What are the symptoms of the menopause?

The loss of circulating oestrogen can have profound effects on several different systems in the body. It is important to note that not all symptoms around this stage of life are due to loss of hormones and that some may reflect the normal ageing process.

Vasomotor symptoms:
Vasomotor symptoms refer to hot flushes and night sweats. They are very common during the perimenopause and menopause and affect 60-80% of women. Vasomotor symptoms usually decrease with time after the menopause. It is not known exactly why changes in hormone levels bring on vasomotor symptoms. One theory is that it may be related to effects on the brain’s temperature regulatory centre. Oestrogen may also control body temperature by helping blood vessels to dilate to allow heat to be lost through the skin. Obesity, smoking and a history of depression or anxiety all increase the risk of developing vasomotor symptoms.

Skin and hair changes:
Thinning, dryness, loss of elasticity and wrinkling of the skin often occur. Some women develop the sensation of “crawling” under the skin. Wrinkling is made worse by smoking and sun exposure.

Women may notice increased facial hair and thinning of scalp and pubic hair.

Joints and bones:
Some of the commonest symptoms during the menopause are aches and pains in joints and muscle.

Oestrogen is required for maintaining bone strength and bone mass. One of the most important changes after the menopause is thinning of the bone that could lead to fragile bones (known as osteoporosis). Women lose up to 10% of their bone mass in the first 5 years after the menopause. This bone loss increases the risk of fractures. A fracture is often the first sign that osteoporosis has developed.

Weight changes:
Women naturally gain around half a kilogram per year between the ages of 45 to 55. This weight gain is not because of the menopause. However, reduced hormone levels may cause weight to be distributed differently, leading to increased accumulation of fat in the abdominal region.

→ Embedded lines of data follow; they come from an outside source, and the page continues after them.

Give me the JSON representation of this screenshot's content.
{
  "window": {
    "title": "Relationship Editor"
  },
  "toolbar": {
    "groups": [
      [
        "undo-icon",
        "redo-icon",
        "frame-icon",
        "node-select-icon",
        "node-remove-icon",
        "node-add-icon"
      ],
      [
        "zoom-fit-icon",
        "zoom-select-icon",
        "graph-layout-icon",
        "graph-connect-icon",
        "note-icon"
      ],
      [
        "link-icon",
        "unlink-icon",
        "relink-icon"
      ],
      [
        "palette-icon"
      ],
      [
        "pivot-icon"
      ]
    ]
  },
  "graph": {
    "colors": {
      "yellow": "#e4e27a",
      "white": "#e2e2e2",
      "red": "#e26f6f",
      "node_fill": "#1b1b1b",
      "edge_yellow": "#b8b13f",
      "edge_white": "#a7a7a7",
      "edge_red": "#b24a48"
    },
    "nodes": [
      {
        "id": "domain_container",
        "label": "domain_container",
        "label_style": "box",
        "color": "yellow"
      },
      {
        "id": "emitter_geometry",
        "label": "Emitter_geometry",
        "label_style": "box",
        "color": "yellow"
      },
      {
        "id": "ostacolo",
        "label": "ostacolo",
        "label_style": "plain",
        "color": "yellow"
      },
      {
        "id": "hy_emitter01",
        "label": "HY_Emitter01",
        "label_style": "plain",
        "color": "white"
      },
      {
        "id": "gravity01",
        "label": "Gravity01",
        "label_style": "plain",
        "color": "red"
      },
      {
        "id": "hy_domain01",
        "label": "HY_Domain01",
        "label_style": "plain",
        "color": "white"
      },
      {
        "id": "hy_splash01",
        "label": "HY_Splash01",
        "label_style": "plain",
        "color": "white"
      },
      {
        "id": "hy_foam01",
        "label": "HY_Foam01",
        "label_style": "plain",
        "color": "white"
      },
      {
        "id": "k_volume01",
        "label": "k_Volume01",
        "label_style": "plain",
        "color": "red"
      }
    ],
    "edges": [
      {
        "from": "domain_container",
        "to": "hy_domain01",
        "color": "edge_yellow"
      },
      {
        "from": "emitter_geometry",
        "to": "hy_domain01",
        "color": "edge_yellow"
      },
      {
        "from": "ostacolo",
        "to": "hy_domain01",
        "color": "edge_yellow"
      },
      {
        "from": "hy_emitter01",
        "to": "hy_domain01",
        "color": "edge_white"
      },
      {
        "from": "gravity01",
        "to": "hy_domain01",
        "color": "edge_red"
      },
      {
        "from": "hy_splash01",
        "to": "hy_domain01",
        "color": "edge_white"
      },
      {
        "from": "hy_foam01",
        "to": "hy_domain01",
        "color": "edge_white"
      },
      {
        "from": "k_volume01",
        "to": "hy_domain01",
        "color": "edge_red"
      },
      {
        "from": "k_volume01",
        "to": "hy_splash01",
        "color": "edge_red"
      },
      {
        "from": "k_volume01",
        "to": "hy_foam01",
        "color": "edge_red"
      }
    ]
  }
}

Disturbance in mood, memory and sleep:
The occurrence of significant symptoms of depression doubles during the menopausal transition. Feelings of depression and anxiety are thought to be related to swings in the levels of circulating hormones. A previous history of depression, stress and being overweight may increase the risk of mood disturbances during this time.

Problems with sleep affect 35-60% of post-menopausal women. Lack of sleep can exacerbate symptoms of depression and anxiety.

Genitourinary syndrome of the menopause (GSM):
GSM refers to symptoms related to the vulva, vagina, urinary system and sexual function. GSM includes conditions such as vulvovaginal atrophy and atrophic vaginitis. GSM affects around 50% of women after the menopause. GSM often does not develop until at least 2-3 years after the menopause and worsens as women get older. Vaginal symptoms arise because lack of oestrogen leads to thinning of the vaginal lining, reduced blood flow and loss of the supportive connective tissue of the vagina.

GSM can be divided into three main groups of symptoms:

  • Vulvovaginal symptoms: Vaginal dryness, burning, vulvar irritation, vaginal discharge, retraction (shrinkage) of the introitus (or external vaginal region) and decreased vaginal elasticity.
  • Sexual symptoms: Painful sex (dyspareunia), bleeding with sex, reduced sex drive (loss of libido) and reduced vaginal lubrication.
  • Urinary symptoms: Pain when passing urine, passing urine frequently, incontinence and repeated urinary tract infections.

Irregular bleeding:
Irregular bleeding is very common during the peri-menopausal transition before periods stop completely. This is usually the result of changes in hormonal levels. If there is any suspicion about the reason for abnormal bleeding, then an assessment of the lining of the womb is required. This is especially so if bleeding occurs well after menopause.

Transvaginal ultrasound scanning is usually one of the first tests that is performed to evaluate the womb lining (or endometrium). It is used to measure the thickness of the endometrium, which would normally be less than 4mm thick in post-menopausal women. Further investigation such as hysteroscopy or biopsy of the lining is warranted for linings thicker than 4mm. For more information, see my section on Abnormal Uterine Bleeding and Heavy Periods.